Townhall.com

You do not have to be a high-paid political consultant to see this.

As I traveled the country for business and pleasure in recent years — visiting “Red States” like Texas, Iowa and Montana (including, of course, my home state of Georgia) — I saw (and continue to see) example and after example of state and local “Republican” officials respond to voters’ desires to improve their “safety” and “quality of life,” by increasing spending and services.

Even in traditionally Republican enclaves, voters are electing and re-electing officials who are eager to meet those desires, by raising taxes, “fees” and public debt, and by placing further controls on businesses. All this in an effort to satisfy largely suburban voters’ demands for everything from parks to aquatic centers and billion-dollar sports arenas.

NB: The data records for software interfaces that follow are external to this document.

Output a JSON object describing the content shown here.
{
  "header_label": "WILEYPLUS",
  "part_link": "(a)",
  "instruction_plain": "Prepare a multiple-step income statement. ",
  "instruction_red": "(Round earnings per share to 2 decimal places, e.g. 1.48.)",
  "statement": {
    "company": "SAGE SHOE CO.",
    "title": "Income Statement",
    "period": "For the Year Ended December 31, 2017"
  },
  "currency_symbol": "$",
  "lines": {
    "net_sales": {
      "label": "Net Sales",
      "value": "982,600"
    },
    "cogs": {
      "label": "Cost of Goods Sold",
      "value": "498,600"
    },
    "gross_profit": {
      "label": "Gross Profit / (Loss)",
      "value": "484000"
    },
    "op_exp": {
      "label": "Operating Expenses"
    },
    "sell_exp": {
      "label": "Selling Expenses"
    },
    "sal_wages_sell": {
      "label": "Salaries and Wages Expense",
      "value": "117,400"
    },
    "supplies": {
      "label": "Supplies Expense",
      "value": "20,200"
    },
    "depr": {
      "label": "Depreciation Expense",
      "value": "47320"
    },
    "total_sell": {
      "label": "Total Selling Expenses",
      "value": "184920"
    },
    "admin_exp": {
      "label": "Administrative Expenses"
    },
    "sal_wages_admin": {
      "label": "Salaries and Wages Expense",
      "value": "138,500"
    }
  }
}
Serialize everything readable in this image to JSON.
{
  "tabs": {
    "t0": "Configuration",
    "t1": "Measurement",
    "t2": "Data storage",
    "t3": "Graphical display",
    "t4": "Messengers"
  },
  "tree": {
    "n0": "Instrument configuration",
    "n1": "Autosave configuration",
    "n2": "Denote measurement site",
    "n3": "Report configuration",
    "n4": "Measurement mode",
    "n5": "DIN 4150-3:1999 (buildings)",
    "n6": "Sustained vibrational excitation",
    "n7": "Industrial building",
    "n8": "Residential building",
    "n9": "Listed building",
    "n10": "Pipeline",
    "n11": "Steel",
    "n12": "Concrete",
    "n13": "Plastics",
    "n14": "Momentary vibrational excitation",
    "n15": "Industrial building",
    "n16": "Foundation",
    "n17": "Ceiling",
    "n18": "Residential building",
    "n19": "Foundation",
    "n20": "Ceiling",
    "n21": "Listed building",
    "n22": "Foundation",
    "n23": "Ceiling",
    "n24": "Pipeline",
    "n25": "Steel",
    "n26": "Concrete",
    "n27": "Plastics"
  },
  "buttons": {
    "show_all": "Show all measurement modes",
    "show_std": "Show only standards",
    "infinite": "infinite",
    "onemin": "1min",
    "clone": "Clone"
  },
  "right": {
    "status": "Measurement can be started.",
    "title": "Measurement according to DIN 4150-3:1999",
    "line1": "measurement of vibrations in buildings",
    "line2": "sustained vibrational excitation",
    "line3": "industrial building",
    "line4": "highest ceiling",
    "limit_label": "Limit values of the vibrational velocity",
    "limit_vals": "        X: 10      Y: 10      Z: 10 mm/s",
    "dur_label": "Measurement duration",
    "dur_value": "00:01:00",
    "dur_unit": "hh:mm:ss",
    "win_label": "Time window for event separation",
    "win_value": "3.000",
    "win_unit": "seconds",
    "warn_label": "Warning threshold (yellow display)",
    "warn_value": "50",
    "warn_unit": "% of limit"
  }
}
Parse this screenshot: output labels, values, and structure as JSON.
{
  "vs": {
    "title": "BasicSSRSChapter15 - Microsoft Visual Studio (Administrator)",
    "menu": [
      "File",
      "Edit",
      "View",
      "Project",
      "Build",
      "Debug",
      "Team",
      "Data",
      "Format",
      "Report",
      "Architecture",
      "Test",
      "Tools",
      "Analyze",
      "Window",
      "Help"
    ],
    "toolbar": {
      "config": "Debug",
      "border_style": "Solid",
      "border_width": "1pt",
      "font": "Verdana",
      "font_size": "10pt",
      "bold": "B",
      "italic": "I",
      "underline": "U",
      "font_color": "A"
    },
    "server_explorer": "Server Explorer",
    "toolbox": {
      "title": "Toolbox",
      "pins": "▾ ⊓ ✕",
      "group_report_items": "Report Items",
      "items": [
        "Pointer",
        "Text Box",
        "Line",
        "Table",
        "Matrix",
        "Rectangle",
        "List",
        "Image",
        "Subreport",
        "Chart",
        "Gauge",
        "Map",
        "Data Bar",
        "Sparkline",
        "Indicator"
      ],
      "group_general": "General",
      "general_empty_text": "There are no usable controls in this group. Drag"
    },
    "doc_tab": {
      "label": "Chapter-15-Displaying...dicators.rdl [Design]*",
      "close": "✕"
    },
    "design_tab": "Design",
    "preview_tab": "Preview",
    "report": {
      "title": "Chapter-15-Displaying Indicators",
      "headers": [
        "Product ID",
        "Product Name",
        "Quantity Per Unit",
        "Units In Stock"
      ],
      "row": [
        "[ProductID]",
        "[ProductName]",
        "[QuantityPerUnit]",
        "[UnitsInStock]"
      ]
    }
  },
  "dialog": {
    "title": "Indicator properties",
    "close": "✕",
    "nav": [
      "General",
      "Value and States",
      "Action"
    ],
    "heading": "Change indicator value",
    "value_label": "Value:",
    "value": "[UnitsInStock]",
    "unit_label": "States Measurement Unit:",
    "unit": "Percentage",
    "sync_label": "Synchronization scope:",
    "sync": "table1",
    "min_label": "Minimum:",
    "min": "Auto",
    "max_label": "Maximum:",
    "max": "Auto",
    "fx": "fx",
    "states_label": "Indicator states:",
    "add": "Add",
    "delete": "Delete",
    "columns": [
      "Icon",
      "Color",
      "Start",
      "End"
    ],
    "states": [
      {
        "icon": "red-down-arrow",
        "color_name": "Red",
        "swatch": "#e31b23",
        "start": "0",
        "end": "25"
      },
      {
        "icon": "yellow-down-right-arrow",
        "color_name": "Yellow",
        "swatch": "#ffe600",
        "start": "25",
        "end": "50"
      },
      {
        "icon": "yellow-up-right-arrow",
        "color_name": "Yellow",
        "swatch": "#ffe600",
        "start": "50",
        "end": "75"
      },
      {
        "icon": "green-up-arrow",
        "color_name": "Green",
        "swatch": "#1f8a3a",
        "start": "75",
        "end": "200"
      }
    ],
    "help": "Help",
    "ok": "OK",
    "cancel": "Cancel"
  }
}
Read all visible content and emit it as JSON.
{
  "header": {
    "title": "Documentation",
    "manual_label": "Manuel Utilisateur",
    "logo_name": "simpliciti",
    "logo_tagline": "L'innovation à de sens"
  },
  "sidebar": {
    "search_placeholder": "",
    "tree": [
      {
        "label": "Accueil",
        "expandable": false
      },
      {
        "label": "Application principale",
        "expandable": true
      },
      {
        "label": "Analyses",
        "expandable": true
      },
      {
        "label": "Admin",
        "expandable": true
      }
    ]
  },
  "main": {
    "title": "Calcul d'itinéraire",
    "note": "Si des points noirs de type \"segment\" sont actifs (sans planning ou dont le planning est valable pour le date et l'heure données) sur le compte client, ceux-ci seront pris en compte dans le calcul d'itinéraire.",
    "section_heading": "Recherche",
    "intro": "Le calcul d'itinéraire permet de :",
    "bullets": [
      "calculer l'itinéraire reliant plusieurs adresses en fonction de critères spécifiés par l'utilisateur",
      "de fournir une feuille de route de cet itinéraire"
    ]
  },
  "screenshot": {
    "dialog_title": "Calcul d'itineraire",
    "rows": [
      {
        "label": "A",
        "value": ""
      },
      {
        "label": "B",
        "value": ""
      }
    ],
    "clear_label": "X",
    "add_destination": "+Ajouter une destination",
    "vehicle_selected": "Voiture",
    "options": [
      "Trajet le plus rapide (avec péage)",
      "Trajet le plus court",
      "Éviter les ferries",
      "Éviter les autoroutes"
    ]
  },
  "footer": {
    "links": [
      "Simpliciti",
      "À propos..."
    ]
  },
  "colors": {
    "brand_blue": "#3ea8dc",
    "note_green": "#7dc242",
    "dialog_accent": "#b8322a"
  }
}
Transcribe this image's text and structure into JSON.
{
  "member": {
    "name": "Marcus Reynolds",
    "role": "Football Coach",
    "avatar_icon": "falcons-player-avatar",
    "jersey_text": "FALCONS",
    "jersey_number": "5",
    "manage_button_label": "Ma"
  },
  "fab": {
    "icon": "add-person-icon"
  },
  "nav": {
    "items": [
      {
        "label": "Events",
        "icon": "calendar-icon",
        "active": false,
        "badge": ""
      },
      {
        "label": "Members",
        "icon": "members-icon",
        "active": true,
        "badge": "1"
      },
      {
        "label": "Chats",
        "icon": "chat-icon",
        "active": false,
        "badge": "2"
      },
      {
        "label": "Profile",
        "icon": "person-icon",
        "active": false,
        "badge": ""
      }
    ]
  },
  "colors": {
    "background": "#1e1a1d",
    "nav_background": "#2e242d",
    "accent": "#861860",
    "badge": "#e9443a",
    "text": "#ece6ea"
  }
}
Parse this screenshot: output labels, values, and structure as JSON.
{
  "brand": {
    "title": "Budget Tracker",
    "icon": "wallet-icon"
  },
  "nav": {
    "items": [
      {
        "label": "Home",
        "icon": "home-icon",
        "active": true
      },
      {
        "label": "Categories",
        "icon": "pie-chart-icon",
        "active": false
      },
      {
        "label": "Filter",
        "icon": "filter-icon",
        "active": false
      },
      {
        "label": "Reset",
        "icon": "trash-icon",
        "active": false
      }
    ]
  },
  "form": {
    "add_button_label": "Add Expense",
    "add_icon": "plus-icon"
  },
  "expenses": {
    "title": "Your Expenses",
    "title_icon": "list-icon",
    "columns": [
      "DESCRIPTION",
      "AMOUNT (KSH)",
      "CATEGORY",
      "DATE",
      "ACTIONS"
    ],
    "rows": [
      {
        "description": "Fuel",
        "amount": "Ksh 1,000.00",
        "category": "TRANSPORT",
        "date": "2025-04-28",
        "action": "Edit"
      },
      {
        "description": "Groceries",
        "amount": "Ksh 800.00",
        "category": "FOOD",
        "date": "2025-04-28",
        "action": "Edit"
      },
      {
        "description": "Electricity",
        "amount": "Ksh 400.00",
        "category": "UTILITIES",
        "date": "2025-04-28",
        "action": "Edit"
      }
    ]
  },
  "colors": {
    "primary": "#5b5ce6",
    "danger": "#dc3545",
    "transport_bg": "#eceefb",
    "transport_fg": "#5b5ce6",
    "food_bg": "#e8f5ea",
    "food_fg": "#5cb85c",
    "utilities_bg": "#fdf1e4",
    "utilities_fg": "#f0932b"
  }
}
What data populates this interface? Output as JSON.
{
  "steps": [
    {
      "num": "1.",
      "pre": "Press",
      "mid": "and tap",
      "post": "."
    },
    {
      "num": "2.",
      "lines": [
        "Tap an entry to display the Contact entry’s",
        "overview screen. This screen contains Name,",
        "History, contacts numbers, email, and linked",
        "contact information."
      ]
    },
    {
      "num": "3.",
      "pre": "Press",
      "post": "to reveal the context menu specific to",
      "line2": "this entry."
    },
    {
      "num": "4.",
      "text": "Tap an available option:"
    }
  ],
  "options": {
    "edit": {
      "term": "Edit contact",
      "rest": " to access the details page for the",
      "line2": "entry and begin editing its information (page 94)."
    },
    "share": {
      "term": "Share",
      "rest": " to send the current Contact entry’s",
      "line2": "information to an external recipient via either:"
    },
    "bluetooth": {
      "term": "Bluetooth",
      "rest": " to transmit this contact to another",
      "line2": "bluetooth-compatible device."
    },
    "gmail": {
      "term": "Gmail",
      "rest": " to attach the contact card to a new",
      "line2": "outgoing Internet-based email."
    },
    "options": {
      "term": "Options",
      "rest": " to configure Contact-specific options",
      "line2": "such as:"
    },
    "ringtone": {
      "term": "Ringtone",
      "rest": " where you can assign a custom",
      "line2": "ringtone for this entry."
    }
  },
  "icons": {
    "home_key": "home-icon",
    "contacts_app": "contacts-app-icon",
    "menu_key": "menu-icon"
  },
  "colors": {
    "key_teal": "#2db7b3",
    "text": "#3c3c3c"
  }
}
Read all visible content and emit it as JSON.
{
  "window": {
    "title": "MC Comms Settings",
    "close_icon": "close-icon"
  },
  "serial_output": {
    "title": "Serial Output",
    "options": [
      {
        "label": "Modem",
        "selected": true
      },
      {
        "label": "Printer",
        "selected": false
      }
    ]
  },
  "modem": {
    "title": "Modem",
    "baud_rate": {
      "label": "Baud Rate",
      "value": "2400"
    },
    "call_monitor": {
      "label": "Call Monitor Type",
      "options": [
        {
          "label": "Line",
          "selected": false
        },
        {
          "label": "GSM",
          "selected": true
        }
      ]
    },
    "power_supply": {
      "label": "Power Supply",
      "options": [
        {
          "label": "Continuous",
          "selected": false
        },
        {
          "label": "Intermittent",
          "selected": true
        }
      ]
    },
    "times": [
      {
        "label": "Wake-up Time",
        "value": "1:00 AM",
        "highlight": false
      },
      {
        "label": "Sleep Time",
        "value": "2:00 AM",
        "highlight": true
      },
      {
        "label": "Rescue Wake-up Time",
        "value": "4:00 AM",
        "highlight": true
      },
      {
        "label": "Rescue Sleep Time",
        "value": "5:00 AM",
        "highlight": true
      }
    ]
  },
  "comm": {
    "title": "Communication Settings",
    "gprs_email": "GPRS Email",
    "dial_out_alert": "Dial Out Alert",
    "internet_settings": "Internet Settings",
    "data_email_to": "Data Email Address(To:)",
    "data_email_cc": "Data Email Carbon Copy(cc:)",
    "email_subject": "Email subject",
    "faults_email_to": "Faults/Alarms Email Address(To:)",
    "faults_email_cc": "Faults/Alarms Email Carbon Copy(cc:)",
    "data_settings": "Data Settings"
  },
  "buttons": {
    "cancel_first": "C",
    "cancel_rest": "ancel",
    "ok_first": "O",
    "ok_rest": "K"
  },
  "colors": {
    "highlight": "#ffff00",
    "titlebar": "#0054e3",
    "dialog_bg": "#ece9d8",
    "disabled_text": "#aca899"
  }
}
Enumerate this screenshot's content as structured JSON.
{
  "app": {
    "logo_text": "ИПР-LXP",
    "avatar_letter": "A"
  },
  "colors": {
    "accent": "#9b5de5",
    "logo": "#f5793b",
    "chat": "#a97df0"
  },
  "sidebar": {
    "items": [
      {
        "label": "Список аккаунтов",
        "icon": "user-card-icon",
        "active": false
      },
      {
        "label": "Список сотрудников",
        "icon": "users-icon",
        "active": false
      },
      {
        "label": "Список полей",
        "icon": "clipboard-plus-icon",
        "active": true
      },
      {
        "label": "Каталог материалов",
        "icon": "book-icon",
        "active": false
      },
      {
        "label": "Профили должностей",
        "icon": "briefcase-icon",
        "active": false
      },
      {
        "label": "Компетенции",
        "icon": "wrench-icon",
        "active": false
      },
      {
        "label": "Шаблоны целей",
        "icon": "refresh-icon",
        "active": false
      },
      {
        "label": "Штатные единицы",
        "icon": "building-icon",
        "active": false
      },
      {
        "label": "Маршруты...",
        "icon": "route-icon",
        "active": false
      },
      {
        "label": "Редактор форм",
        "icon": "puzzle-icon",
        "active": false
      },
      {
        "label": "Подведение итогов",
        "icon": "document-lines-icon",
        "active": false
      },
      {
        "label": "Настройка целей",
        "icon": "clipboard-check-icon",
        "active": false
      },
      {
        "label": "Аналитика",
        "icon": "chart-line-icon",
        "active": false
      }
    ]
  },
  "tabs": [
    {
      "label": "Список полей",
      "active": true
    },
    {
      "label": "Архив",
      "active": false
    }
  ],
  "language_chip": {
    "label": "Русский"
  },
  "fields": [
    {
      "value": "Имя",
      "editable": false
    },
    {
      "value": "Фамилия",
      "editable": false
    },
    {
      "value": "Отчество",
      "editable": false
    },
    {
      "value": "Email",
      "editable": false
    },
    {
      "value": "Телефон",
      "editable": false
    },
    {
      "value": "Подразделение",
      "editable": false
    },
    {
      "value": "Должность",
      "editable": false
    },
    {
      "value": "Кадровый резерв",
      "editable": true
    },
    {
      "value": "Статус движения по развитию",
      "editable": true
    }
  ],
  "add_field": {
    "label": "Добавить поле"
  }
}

This game plan becomes a habit that increasingly acclimates voters to view intrusive government at all levels, as benign.

In such an environment, it is only a small step for voters to choose candidates for office who are ever more willing to meet their desires for expanded and “improved” government services; in short, to vote Democratic.

Republican elected officials, their political consultants, and conservative media “talking heads” all seem to have lost sight of the forest for the trees; focusing on the “Big Picture,” and overlooking the erosion of conservative principles of governance where the rubber meets the road – at the local level.

While President Donald Trump has done more than any president since Ronald Reagan to reduce regulations at the federal level, on the ground in states across the country the Regulatory State is booming.  In states Red, Blue, and Purple, nominally Republican state and local officials continue to create new laws and regulations rather than erasing existing ones.

The result is a pronounced leftward drift in virtually all aspects of life at the local level. Taxes increase as Republicans acquiesce to multi-million-dollar bond initiatives for pet projects like sports stadiums and movie studios. Massive tax incentives are freely offered to companies in return for vague promises to create “high-paying jobs” down the road. Increasing business regulations, licensing requirements, and zoning restrictions make it harder for budding entrepreneurs to launch new businesses or expand current ones. Anti-smoking regulations and even gun-control measures are being shepherded by Republicans under the guise of “public safety” and “quality of life.”

With each such measure, Republicans cede ground; political territory growing difficult to regain. Most importantly, such behavior conditions voters to turn increasingly to state and local government to address and solve problems, rather than the private sector.

The impact of this philosophical shift cannot be dismissed, as seen clearly in this month’s high profile races in Georgia and Texas. That the GOP could very nearly lose a Senate race in Texas or a gubernatorial race in Georgia, should be a blaring wake-up call to Republicans that the electoral color of a state, or the letter next to a candidate’s name, no longer means what it used to mean; and certainly nothing that can be taken for granted.

The GOP now is so far behind the power curve, that reversing the trend – if even possible at this stage — will take a Herculean effort, over more than a single election cycle. That effort starts with messaging and ends with action consistent with that messaging; both are needed, but neither appears in ready supply among Republican leaders in Washington.

Deficit spending continues unabated. Meanwhile, little interest is shown by Republican leaders in Congress to move legislation that would appeal to minority and independent voters in particular, and which also are firmly rooted in traditional principles of conservative governance; this would include such measures as criminal justice reform and loosening federal restrictions on adult use of marijuana.

These and other steps shold be easy wins for the GOP; but the process can only begin if the GOP removes the rose-colored glasses through which it sees the just-concluded mid-term election as a “victory” simply because the Party picked up a couple of seats in the Senate.

The problem for the Republican Party goes far deeper than a national coloring book with red and blue crayons.  If the Grand Old Party does not quickly and seriously work to reclaim and reinvigorate its philosophical high ground, there will be none left to claim.